--- THE RECORDS ---

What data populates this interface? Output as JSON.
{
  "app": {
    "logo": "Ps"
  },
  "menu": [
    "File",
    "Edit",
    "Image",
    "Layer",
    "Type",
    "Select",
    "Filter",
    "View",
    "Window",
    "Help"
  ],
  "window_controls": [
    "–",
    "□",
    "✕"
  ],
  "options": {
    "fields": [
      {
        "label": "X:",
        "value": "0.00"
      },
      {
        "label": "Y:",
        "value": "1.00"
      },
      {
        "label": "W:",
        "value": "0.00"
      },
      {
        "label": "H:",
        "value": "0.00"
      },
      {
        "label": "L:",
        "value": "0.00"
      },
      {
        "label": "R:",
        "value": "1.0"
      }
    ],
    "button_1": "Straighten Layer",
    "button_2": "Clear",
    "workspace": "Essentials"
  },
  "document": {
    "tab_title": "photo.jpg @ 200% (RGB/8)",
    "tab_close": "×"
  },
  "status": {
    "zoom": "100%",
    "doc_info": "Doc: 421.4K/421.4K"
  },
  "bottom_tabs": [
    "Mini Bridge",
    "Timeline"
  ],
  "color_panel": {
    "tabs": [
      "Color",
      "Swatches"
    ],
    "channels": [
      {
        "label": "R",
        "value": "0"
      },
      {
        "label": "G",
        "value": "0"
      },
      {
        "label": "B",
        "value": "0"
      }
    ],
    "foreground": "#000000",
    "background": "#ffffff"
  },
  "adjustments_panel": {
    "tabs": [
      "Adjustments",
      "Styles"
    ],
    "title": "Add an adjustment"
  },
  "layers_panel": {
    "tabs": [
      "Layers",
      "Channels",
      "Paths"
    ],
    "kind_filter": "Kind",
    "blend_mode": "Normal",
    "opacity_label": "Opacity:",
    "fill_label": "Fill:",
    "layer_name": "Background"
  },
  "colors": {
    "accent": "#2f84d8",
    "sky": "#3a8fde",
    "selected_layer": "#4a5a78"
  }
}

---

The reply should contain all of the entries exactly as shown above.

→ **WORKED SOLUTION**
What data populates this interface? Output as JSON.
{
  "app": {
    "logo": "Ps"
  },
  "menu": [
    "File",
    "Edit",
    "Image",
    "Layer",
    "Type",
    "Select",
    "Filter",
    "View",
    "Window",
    "Help"
  ],
  "window_controls": [
    "–",
    "□",
    "✕"
  ],
  "options": {
    "fields": [
      {
        "label": "X:",
        "value": "0.00"
      },
      {
        "label": "Y:",
        "value": "1.00"
      },
      {
        "label": "W:",
        "value": "0.00"
      },
      {
        "label": "H:",
        "value": "0.00"
      },
      {
        "label": "L:",
        "value": "0.00"
      },
      {
        "label": "R:",
        "value": "1.0"
      }
    ],
    "button_1": "Straighten Layer",
    "button_2": "Clear",
    "workspace": "Essentials"
  },
  "document": {
    "tab_title": "photo.jpg @ 200% (RGB/8)",
    "tab_close": "×"
  },
  "status": {
    "zoom": "100%",
    "doc_info": "Doc: 421.4K/421.4K"
  },
  "bottom_tabs": [
    "Mini Bridge",
    "Timeline"
  ],
  "color_panel": {
    "tabs": [
      "Color",
      "Swatches"
    ],
    "channels": [
      {
        "label": "R",
        "value": "0"
      },
      {
        "label": "G",
        "value": "0"
      },
      {
        "label": "B",
        "value": "0"
      }
    ],
    "foreground": "#000000",
    "background": "#ffffff"
  },
  "adjustments_panel": {
    "tabs": [
      "Adjustments",
      "Styles"
    ],
    "title": "Add an adjustment"
  },
  "layers_panel": {
    "tabs": [
      "Layers",
      "Channels",
      "Paths"
    ],
    "kind_filter": "Kind",
    "blend_mode": "Normal",
    "opacity_label": "Opacity:",
    "fill_label": "Fill:",
    "layer_name": "Background"
  },
  "colors": {
    "accent": "#2f84d8",
    "sky": "#3a8fde",
    "selected_layer": "#4a5a78"
  }
}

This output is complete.